— How Close are We to Artificial Tissues and Organs?
May 3–5, 2017, Vancouver, British Columbia, Canada.
Often, whenever people hear the term “healthcare 3D printing”, a common response from them is, “yes, I saw that on the news, are we really printing kidneys?” Although the field of healthcare 3d printing includes a much wider range of healthcare applications using 3D printing (or additive manufacture) technologies, what 3D bioprinting can do (or not do) has been a mystery to many. A few weeks ago, I had the opportunity to find out myself during the first “Printing the Future of Therapeutics in 3D” conference, in Vancouver, Canada.
The conference lasts three days, and was co-hosted by Dr. Christian Naus from University of British Columbia, and CEO of Aspect Biosystems, Tamer Mohamed. The event gathered many leading scientists in the field, including MIT, Harvard, UBC, UW, among others. A few commercial representatives were also present, including Aspect Biosystems, Biobots, GSK, and of course, a few lawyers.
I had a chance to join on last day of the conference. There was no theatric display of new technologies, but plenty of in-depth scientific presentations and intimate networking and discussions. It was reassuring to see an elite line up of speakers because some questions will be answered, and if there is no answer, at least an honest “I don’t know”.
What are 3D bioprinting scientists working on?
- Generate 3D complex disease model such as spinal neural tissues (Dr. Stephainie Willerth’s work), brain glioma model (Wun Chey Sin’s work). One can think of these as the “Rapid Prototyping” of a disease using 3D printing.
- Tissue engineering for tissue replacement, for example, musculoskeletal tissue (Dr. Grainne Cunnifee). One can think of this moving from RP to “production” level of bioprinting.
By the way, none of these is used on actual human.
What is the connection between 3D Printing and bioprinting?
– Both processes use the concept of additive manufacture, which means a digitally controlled manufacture process by adding layers of materials one on top of another to eventually create a 3D object. In the case of bioprinting, the material is often biocompatible materials laced with cellular components. Similar to regular 3D printing, bioprinting also uses common processes like FDM, or SLA. However, because the end goal of bioprinting is to produce a living piece of tissue, modifcations are needed to create the type of biocompatible structures.
– Some updates in bioprinting techniques include:
o New SLA bioprinting technique that uses visible light spectrum (rather than UV light) by Dr. Keekyoung Kim
o New microfluidics-enabled bioprinter that promises high throughput 3D bioprinting option by Dr. Axel Guenther.
o New SLA printing technology for making lab-on-a-chip by Dr. Albert Folch.
Microfluidic Art by FolchLab
How long before we can see an organ 3D printed?
Needless to say, the implication of 3D printing implantable human organs not only means millions of lives saved or improved, it also means a complete disruption of the trillion-dollar healthcare industry.
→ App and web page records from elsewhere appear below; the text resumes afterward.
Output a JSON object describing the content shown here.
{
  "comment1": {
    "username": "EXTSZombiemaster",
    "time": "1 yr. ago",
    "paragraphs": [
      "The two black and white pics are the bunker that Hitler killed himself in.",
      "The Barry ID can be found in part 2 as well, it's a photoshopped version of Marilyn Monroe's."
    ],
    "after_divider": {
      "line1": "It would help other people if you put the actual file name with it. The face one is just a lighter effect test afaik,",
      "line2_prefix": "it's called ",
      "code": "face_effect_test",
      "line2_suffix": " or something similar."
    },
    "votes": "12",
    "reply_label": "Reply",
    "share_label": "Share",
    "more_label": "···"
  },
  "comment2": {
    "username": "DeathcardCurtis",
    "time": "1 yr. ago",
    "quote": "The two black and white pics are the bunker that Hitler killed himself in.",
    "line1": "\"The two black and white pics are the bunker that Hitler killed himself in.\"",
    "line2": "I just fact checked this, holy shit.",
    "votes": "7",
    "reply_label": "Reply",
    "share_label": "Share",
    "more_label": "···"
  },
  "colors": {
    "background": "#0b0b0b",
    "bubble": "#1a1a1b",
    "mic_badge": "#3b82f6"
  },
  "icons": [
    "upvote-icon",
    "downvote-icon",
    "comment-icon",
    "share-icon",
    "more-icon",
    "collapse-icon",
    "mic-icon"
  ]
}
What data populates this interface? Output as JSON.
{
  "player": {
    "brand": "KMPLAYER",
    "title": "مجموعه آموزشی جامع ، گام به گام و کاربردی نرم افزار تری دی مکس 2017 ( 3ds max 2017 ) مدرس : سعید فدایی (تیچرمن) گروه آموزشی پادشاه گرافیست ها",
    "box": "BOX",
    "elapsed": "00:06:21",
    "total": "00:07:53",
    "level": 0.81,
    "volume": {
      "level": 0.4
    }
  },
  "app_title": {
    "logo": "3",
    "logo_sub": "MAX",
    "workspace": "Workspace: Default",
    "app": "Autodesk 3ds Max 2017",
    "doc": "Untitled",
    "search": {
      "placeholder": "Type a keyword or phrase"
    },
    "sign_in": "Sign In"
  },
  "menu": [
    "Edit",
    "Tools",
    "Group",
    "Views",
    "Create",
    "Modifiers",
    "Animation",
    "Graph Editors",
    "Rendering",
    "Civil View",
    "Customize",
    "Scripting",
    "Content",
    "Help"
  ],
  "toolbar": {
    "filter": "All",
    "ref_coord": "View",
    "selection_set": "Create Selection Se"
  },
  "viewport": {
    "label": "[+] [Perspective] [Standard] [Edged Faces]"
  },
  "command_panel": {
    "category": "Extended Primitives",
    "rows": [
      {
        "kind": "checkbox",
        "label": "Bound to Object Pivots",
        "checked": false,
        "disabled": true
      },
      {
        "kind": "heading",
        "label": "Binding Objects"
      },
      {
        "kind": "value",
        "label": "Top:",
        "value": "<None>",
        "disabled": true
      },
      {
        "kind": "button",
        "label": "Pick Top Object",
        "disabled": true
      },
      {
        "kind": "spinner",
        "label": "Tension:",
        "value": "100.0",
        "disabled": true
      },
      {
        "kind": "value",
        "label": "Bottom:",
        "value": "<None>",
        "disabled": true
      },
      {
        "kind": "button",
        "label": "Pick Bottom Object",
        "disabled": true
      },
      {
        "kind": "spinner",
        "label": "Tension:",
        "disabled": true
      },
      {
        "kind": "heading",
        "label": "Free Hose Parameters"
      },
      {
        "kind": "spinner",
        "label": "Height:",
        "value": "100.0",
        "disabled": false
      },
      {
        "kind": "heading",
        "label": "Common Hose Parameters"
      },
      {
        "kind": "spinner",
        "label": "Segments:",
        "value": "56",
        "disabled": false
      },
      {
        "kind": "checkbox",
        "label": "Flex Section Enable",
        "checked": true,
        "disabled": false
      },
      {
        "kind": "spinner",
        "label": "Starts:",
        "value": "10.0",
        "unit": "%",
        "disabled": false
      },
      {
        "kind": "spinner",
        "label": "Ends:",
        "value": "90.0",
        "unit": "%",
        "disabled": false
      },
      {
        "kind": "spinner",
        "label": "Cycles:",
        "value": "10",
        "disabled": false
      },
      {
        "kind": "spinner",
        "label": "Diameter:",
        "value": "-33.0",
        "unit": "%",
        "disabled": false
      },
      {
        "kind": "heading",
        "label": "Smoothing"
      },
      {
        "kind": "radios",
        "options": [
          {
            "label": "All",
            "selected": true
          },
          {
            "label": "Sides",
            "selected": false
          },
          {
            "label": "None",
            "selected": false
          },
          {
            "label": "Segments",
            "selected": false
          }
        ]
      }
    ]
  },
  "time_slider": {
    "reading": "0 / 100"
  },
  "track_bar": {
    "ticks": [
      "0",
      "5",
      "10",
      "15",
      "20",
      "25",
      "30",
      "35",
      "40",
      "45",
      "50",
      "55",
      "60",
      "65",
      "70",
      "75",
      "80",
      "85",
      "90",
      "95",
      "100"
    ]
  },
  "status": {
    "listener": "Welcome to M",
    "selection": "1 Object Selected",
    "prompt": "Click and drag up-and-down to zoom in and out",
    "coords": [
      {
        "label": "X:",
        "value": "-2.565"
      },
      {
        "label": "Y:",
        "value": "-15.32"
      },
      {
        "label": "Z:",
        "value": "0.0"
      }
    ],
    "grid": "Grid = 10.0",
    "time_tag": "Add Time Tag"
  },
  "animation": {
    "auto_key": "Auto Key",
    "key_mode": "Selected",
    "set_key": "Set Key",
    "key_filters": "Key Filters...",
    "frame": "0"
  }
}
Transplant or not, having a replacement tissue or organ will completely disrupt the supply chain of healthcare. The only problem is that, we are NOT there yet. FDA regulation is a foreseeable challenge to synthetic organs, but there is currently no engineered tissue used for treatment purpose in human body. Researchers and CEOs alike are reluctant in answering when we will have a true human tissue replacement. However, what is in the immediate horizon is a potentially scalable industry focusing on how to improve current therapeutic R&D pipeline with advanced technologies like bioprinting. However, even establishing value of bioprinting as a more effective disease model for pharma R&D is still in early stage, said Dr. Claire Jeong from GSK. At the end of the day, it will require a collaborative effort between academia and industry to fund, develop, and fully commercialize the technology for a scalable solution. One of the most important recent progress is the establishment of IQ Consortium, where the pharma companies provide a guideline for startups and academia for product development. It is worth a look.
Remembering how hard it was for 3DHEALS to find the bioprinting community two years ago when we just started, it is very exciting to me personally to see the community is finally taking shape. Most importantly, I saw a real bioprinter in action for the first time in my life.